New consumer advisory in place after concern of cell phone radiation dangers

UPDATE: Judge William Alsup denied the majority of a city ordinance that would have required retailers to warn customers about harmful cellphone radiation and health effects Oct 27. Alsup ruled that city officials needed to reword the fact sheet because it implied that cellphones were ultimately dangerous and unregulated by the FCC, which he determined to be false. The ordinance is on hold until Nov. 30 and City Attorney Dennis Herrera said he will appeal the decision.

While it might be common knowledge that smoking and asbestos cause cancer, there’s a new danger lurking that could be just as deadly, and almost all students are exposed every day.

Elijah Nouvelage
SF State junior Lauren McGill talks on her cell phone while walking on campus at SF State on Thursday, Aug. 25, 2011. Photo by Elijah Nouvelage.

Recent studies have found that cell phones, devices used by billions of people around the world every day, may cause cancer due to radiation levels, according to the World Health Organization.

“While evidence is still controversial, I am convinced that there is sufficient data to warrant issuing an advisory to share some precautionary advice on cell phone use,” said Dr. Ronald B. Herbermann, cancer institute director at the University of Pittsburgh.

Some government agencies have recognized the potential risks of long-term cell phone use. The San Francisco Board of Supervisors recently approved the addition of an amendment to the environmental code which now makes it mandatory for cell phone retailers to alert customers of radiation emission levels.

“We cannot afford to wait years or decades,” Hebermann said. “Where children are concerned, it is especially crucial to err on the side of caution. Young brains are more vulnerable to harmful rays that are transmitted by cell phones. Children should only use cell phones in emergencies.”

Cell phone companies are required by the Federal Communications Commission to disclose radiation levels measured in Specific Absorption Rate values to the government. Consumers, however, had no way of knowing the radiation levels, or of the harmful effects cell phones cause because the retailer was not required to inform the customer until now.

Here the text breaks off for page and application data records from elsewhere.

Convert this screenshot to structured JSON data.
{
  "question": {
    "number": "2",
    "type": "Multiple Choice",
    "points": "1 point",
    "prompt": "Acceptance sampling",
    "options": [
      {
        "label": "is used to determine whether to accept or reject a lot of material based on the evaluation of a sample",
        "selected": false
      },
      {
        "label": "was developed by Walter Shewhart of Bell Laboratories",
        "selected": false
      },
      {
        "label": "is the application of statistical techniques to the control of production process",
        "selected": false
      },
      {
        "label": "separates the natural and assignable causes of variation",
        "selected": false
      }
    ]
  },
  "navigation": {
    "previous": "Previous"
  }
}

“If a customer asked me about cell phone radiation I would have no idea what to tell them,” said Verizon Wireless manager Travis Zosh, 27. “I haven’t heard anything about having to put up these SAR values and don’t even know what it means. I would probably just recommend a blue tooth headset if it was brought up.”

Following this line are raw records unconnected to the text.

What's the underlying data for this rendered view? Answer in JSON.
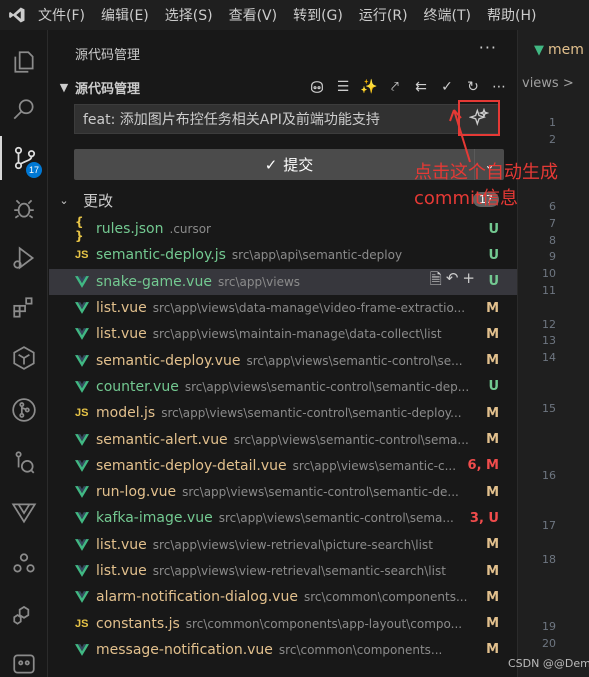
{
  "menubar": {
    "items": [
      "文件(F)",
      "编辑(E)",
      "选择(S)",
      "查看(V)",
      "转到(G)",
      "运行(R)",
      "终端(T)",
      "帮助(H)"
    ]
  },
  "activity": {
    "source_control_badge": "17"
  },
  "sidebar": {
    "title": "源代码管理",
    "more": "···",
    "section_title": "源代码管理",
    "commit_message": "feat: 添加图片布控任务相关API及前端功能支持",
    "commit_button": "提交",
    "changes_label": "更改",
    "changes_count": "17",
    "files": [
      {
        "icon": "json",
        "name": "rules.json",
        "path": ".cursor",
        "status": "U",
        "kind": "untracked"
      },
      {
        "icon": "js",
        "name": "semantic-deploy.js",
        "path": "src\\app\\api\\semantic-deploy",
        "status": "U",
        "kind": "untracked"
      },
      {
        "icon": "vue",
        "name": "snake-game.vue",
        "path": "src\\app\\views",
        "status": "U",
        "kind": "untracked"
      },
      {
        "icon": "vue",
        "name": "list.vue",
        "path": "src\\app\\views\\data-manage\\video-frame-extractio...",
        "status": "M",
        "kind": "modified"
      },
      {
        "icon": "vue",
        "name": "list.vue",
        "path": "src\\app\\views\\maintain-manage\\data-collect\\list",
        "status": "M",
        "kind": "modified"
      },
      {
        "icon": "vue",
        "name": "semantic-deploy.vue",
        "path": "src\\app\\views\\semantic-control\\se...",
        "status": "M",
        "kind": "modified"
      },
      {
        "icon": "vue",
        "name": "counter.vue",
        "path": "src\\app\\views\\semantic-control\\semantic-dep...",
        "status": "U",
        "kind": "untracked"
      },
      {
        "icon": "js",
        "name": "model.js",
        "path": "src\\app\\views\\semantic-control\\semantic-deploy...",
        "status": "M",
        "kind": "modified"
      },
      {
        "icon": "vue",
        "name": "semantic-alert.vue",
        "path": "src\\app\\views\\semantic-control\\sema...",
        "status": "M",
        "kind": "modified"
      },
      {
        "icon": "vue",
        "name": "semantic-deploy-detail.vue",
        "path": "src\\app\\views\\semantic-c...",
        "status": "6, M",
        "kind": "error"
      },
      {
        "icon": "vue",
        "name": "run-log.vue",
        "path": "src\\app\\views\\semantic-control\\semantic-de...",
        "status": "M",
        "kind": "modified"
      },
      {
        "icon": "vue",
        "name": "kafka-image.vue",
        "path": "src\\app\\views\\semantic-control\\sema...",
        "status": "3, U",
        "kind": "error"
      },
      {
        "icon": "vue",
        "name": "list.vue",
        "path": "src\\app\\views\\view-retrieval\\picture-search\\list",
        "status": "M",
        "kind": "modified"
      },
      {
        "icon": "vue",
        "name": "list.vue",
        "path": "src\\app\\views\\view-retrieval\\semantic-search\\list",
        "status": "M",
        "kind": "modified"
      },
      {
        "icon": "vue",
        "name": "alarm-notification-dialog.vue",
        "path": "src\\common\\components...",
        "status": "M",
        "kind": "modified"
      },
      {
        "icon": "js",
        "name": "constants.js",
        "path": "src\\common\\components\\app-layout\\compo...",
        "status": "M",
        "kind": "modified"
      },
      {
        "icon": "vue",
        "name": "message-notification.vue",
        "path": "src\\common\\components...",
        "status": "M",
        "kind": "modified"
      }
    ]
  },
  "editor": {
    "tab_name": "mem",
    "breadcrumb": "views >",
    "line_numbers": [
      {
        "n": "1",
        "row": 0
      },
      {
        "n": "2",
        "row": 1
      },
      {
        "n": "6",
        "row": 5
      },
      {
        "n": "7",
        "row": 6
      },
      {
        "n": "8",
        "row": 7
      },
      {
        "n": "9",
        "row": 8
      },
      {
        "n": "10",
        "row": 9
      },
      {
        "n": "11",
        "row": 10
      },
      {
        "n": "12",
        "row": 12
      },
      {
        "n": "13",
        "row": 13
      },
      {
        "n": "14",
        "row": 14
      },
      {
        "n": "15",
        "row": 17
      },
      {
        "n": "16",
        "row": 21
      },
      {
        "n": "17",
        "row": 24
      },
      {
        "n": "18",
        "row": 26
      },
      {
        "n": "19",
        "row": 30
      },
      {
        "n": "20",
        "row": 31
      }
    ]
  },
  "annotation": {
    "text": "点击这个自动生成commit信息"
  },
  "watermark": "CSDN @@Demi",
  "colors": {
    "accent": "#0078d4",
    "modified": "#e2c08d",
    "untracked": "#73c991",
    "error": "#f14c4c",
    "annotation": "#e53935",
    "vue_icon": "#41b883"
  }
}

By Feb. 1, 2012, all cell phone retailers must comply with the new amendment. The SAR value of each make and model of cell phone offered for sale at that retail location must show the maximum allowable SAR value for cell phones set by the FCC. A statement must explain what a SAR value is, and a statement that additional educational material regarding SAR values and cell phones are available from the cell phone retailer must be present.

Failure to comply with the new regulations will be punishable by administrative fines in the amount of up to $100 for the first violation, $250 for the second violation within a twelve-month period, and up to $500 for the third and subsequent violations within a twelve-month period.

Some have speculated whether or not alerts about radiation levels will impact the way people use cell phones, since most people are incredibly connected to their devices.

“I think this is a very important first step for cell phone consumers,” said junior Matisse Tolin, 23. “Radiation and health are a big deal, but I seriously doubt anyone will take notice to this. People are way too addicted to their cell phones and I feel like the cell phone companies are still not going to make the information easily obtainable, but hopefully in the future things change.”